because they are ultra sensitive to buyers also. So, even if you get past Ebay the buyer can file a dispute with Paypal and they just take your funds away.

I had this happen to me. I was selling an electronic gift card to Sunglass Hut. The listing clearly said it was a gift card in the title and the description. Some moron bought it and thought I was sending sunglasses. Paypal decided to reverse the transaction. I had to submit a dispute to their judgement by providing info/proof. After a month they ruled in my favor and gave me the money back.

I have a vintage Martin guitar and have seriously been thinking about selling it but no way on Ebay.
Re: The other thing to be careful of is Paypal  
GruningsOnTheHill : 12/8/2017 7:49 am : link
I thought about that too. I know of a rare occasion where eBay actually sided with the seller, and the buyer just filed a claim through PayPal and got his refund anyway.

If this were a small item that costs $6 or $8 to ship like coins, I would have told the guy to just send it back. The problem with something that's fragile and costs $100 to ship is that the seller is taking a large risk after the "completed" sale. The buyer has a full 45 days to try it out and and change his mind for a full refund plus 2-way shipping at the seller's expense.
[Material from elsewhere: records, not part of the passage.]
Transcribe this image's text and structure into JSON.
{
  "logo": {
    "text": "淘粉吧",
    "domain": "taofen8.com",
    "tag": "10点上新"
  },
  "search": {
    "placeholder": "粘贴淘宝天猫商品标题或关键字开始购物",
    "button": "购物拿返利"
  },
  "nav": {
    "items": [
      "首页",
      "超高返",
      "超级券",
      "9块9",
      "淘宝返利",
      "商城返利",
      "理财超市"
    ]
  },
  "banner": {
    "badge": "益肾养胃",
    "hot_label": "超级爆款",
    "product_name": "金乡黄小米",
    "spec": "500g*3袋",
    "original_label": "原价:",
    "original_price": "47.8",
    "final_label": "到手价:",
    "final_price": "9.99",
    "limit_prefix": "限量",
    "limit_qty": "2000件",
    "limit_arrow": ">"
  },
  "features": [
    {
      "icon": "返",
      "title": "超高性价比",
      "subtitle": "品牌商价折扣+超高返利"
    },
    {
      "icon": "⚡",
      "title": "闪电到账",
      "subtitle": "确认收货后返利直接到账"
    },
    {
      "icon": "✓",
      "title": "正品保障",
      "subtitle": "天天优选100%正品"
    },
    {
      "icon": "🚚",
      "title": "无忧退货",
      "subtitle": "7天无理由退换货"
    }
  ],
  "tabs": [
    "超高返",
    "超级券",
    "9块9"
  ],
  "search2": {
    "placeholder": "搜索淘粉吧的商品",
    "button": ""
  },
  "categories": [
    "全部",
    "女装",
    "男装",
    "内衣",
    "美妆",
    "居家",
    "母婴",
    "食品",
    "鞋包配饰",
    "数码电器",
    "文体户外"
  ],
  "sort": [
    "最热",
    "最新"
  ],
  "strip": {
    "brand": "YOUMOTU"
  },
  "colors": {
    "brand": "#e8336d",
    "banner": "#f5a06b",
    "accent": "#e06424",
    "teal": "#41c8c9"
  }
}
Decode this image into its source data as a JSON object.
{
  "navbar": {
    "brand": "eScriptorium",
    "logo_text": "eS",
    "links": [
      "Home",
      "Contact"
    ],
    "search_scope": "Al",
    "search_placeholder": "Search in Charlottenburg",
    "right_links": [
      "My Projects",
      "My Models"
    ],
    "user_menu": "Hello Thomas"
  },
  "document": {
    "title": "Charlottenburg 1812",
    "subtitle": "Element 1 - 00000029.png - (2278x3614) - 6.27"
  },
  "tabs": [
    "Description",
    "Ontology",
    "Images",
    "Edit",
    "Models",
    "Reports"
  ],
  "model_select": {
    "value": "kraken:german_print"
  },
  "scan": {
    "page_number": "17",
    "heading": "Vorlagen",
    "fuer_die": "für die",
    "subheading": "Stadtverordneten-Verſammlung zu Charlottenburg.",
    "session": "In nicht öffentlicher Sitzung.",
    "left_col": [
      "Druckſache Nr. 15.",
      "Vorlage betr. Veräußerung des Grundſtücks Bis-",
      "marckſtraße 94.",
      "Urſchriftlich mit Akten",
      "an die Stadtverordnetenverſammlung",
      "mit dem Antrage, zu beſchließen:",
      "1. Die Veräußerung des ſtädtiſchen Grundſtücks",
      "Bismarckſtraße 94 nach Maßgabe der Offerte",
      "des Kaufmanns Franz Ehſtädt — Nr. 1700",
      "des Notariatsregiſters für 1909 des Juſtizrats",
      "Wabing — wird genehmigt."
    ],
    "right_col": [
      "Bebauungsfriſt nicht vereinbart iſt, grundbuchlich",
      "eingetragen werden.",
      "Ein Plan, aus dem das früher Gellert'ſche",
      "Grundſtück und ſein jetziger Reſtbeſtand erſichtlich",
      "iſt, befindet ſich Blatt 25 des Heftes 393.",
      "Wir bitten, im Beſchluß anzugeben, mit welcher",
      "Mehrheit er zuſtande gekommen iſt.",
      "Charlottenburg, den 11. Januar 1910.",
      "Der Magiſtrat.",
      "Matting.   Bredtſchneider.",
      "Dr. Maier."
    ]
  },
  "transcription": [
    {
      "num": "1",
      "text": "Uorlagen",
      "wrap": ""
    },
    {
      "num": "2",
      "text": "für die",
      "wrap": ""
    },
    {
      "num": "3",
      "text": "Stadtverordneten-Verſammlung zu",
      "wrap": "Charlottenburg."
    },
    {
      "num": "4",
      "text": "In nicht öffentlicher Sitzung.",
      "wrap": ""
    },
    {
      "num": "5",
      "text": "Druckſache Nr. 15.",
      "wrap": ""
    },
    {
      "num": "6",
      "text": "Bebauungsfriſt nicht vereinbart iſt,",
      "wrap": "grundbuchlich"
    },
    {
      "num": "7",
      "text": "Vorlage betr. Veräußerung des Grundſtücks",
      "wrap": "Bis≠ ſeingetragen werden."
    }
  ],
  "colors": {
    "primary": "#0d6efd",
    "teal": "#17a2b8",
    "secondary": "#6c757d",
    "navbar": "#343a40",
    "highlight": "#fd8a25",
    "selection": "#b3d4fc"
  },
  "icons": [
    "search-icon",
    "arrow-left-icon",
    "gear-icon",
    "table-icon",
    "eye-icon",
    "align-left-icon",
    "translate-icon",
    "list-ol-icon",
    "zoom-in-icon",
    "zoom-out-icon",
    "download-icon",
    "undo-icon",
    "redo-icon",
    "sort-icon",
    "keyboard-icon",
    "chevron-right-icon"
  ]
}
That's a scary thought for a vintage instrument.

I have played guitar since I was a kid and I have bought and sold many over the years: this guitar--while not in the same league as your Martin I'm sure--was pristine with only a few hours of playing time and no issues. The $100 I was beaten out of won't change my life...but $100 is $100. I guess I have to think of the pair of Vans sneakers I custom-ordered in 1990 for $25 and never wore, but sold recently to a high bidder in Japan for over $700; it's a matter of taking the good with the infrequent bad.
Most buyers on ebay for guitars are scum  
Tom from LI : 12/8/2017 8:24 am : link
I never sell any gear there anymore. Only on Reverb. I had a guy state that the guitar I sold him got damaged during shipping and when he sent me the picture... I wasn't even sure if that was my guitar. The guitar was shipping in a hard shell case. The case did not sustain any damage. He wanted 200 off what he paid. I ended up giving it to him, but I believe that he owned the same guitar and he had damaged that one.. bought mine and claimed that was damaged ..

everybody I have dealt with on reverb have been awesome
Back to the Corner